Supplied data ->

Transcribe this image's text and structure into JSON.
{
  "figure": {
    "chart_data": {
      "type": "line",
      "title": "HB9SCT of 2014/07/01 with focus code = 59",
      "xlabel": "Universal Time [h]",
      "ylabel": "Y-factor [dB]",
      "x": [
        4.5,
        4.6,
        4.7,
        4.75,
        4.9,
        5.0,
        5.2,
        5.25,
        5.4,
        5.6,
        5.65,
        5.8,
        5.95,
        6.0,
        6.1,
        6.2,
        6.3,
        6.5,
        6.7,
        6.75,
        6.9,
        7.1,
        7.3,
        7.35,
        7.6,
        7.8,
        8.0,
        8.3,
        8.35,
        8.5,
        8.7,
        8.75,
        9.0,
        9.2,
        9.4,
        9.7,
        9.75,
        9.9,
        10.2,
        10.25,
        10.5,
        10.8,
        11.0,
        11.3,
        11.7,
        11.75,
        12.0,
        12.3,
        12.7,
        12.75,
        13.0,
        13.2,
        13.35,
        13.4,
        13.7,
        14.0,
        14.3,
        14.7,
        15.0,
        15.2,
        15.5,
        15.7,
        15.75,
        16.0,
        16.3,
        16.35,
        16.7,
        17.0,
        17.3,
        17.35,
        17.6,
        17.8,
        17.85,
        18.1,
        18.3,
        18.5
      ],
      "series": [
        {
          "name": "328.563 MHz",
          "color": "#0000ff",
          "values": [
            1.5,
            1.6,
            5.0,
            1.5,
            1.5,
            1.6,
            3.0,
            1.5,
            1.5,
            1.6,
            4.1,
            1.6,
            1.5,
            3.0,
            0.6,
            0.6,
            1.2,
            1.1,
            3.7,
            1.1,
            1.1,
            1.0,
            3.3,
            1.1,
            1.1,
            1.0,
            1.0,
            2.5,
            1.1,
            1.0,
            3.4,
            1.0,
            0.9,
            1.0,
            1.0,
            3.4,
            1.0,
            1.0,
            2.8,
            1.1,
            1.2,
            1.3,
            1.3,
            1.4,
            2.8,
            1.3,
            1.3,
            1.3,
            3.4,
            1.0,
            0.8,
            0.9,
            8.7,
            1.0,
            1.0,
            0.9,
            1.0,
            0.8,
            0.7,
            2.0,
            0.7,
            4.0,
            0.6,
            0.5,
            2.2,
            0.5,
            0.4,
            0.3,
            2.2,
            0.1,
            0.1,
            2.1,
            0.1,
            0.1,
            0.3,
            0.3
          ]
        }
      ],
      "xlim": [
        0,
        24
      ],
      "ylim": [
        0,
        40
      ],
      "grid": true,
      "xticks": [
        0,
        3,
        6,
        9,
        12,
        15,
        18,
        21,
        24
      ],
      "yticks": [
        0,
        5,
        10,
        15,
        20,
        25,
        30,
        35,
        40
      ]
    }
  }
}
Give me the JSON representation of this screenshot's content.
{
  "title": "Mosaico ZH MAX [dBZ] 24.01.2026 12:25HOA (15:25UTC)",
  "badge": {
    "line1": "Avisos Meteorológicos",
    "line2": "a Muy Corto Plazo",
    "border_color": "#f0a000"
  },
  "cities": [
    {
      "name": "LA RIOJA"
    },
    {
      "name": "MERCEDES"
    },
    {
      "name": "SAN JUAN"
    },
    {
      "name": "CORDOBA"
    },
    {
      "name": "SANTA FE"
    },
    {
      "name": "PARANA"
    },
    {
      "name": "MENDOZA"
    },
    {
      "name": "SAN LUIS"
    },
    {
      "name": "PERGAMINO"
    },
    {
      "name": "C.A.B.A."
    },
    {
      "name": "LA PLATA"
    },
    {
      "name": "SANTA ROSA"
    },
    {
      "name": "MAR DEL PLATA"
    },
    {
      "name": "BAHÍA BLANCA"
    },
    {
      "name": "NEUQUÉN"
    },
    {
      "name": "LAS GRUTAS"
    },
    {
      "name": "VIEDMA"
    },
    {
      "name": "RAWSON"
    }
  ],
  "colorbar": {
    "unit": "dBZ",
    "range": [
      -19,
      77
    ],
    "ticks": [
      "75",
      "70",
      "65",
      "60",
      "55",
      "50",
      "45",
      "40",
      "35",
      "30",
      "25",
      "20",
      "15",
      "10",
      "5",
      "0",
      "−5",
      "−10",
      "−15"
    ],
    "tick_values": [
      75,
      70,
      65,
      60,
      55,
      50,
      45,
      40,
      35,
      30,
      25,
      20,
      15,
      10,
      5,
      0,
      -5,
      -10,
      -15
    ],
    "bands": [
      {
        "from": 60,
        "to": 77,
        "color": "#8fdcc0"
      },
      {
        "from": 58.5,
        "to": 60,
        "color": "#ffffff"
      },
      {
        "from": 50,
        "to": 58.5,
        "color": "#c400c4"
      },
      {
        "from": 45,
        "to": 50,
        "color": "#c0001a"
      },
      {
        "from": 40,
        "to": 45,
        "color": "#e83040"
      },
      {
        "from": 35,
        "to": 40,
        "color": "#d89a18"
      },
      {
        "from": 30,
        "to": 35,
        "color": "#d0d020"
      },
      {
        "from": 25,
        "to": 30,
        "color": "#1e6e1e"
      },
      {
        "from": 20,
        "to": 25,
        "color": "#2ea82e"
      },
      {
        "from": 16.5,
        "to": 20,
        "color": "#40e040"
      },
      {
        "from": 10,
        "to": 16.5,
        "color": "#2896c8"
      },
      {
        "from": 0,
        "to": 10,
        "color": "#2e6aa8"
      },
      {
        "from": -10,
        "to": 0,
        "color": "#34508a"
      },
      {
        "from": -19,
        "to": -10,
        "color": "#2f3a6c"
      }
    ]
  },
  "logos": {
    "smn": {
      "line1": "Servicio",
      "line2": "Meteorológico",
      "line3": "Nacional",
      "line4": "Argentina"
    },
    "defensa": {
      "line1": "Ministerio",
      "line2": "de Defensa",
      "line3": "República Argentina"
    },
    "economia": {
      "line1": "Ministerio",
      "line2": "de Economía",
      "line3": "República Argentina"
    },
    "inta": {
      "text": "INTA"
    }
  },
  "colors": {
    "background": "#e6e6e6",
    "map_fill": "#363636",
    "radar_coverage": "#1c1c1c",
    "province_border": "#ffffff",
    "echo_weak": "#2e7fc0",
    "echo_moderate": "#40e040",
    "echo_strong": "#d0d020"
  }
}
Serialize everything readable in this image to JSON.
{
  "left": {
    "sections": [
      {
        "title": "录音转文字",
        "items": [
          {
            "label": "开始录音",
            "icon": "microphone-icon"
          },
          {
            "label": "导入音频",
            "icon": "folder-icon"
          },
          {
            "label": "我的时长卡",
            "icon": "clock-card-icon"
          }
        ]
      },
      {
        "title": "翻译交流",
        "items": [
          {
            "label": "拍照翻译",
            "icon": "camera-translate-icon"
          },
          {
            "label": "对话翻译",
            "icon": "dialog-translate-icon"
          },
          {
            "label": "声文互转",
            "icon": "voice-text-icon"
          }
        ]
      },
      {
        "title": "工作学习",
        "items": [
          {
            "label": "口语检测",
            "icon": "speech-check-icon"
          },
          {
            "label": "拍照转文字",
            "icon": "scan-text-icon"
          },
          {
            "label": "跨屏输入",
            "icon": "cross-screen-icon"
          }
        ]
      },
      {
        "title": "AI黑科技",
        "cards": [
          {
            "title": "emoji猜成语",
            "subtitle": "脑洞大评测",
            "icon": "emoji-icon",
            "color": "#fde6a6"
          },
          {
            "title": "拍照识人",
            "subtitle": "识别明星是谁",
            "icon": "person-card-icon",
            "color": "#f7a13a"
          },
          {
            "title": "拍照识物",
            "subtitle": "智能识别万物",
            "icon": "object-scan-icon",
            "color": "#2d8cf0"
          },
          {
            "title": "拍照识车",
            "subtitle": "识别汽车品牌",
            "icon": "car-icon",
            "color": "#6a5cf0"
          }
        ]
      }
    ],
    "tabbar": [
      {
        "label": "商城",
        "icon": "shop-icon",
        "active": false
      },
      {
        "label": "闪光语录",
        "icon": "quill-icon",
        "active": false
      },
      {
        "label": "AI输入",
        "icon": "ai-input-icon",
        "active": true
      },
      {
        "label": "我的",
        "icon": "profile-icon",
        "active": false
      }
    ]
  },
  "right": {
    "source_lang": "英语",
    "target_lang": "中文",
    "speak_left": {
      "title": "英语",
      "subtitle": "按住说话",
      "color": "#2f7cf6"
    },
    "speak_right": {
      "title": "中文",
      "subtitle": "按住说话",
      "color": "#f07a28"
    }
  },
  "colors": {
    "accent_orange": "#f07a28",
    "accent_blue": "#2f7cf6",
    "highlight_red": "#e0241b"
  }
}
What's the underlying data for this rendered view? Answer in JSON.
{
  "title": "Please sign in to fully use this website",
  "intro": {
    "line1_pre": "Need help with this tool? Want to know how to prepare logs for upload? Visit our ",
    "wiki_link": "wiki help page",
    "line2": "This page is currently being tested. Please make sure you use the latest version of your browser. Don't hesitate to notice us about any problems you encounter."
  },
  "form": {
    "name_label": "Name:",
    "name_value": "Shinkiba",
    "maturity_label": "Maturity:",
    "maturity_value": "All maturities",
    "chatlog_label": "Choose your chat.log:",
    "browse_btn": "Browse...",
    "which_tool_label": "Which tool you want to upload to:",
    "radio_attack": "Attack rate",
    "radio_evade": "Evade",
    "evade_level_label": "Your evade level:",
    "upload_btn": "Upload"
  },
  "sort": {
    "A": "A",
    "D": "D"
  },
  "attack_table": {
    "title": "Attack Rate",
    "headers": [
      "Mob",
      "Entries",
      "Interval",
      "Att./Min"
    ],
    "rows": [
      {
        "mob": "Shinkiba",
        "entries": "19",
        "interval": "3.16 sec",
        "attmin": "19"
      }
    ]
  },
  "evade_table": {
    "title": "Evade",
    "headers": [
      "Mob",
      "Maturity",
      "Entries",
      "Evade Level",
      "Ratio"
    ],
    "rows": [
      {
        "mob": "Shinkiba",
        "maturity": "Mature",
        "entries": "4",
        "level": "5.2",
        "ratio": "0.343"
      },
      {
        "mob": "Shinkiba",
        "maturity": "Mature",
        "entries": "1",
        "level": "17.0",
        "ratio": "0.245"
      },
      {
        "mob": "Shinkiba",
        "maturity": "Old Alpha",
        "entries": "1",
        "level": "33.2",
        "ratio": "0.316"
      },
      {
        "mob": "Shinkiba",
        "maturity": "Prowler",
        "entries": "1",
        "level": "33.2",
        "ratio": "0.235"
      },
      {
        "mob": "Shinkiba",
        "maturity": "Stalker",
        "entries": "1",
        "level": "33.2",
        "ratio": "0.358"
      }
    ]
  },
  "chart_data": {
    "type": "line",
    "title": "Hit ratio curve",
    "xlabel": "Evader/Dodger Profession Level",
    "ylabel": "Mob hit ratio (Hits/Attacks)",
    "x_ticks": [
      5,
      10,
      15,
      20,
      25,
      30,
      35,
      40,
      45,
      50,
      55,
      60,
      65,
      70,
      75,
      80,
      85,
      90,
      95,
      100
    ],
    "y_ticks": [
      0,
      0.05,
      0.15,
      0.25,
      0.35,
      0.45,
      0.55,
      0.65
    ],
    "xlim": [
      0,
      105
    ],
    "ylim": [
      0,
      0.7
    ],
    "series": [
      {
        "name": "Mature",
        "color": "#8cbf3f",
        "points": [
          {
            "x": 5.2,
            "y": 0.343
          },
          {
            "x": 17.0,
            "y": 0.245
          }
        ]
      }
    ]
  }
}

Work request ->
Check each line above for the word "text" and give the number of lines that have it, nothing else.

Solved exercise ->
4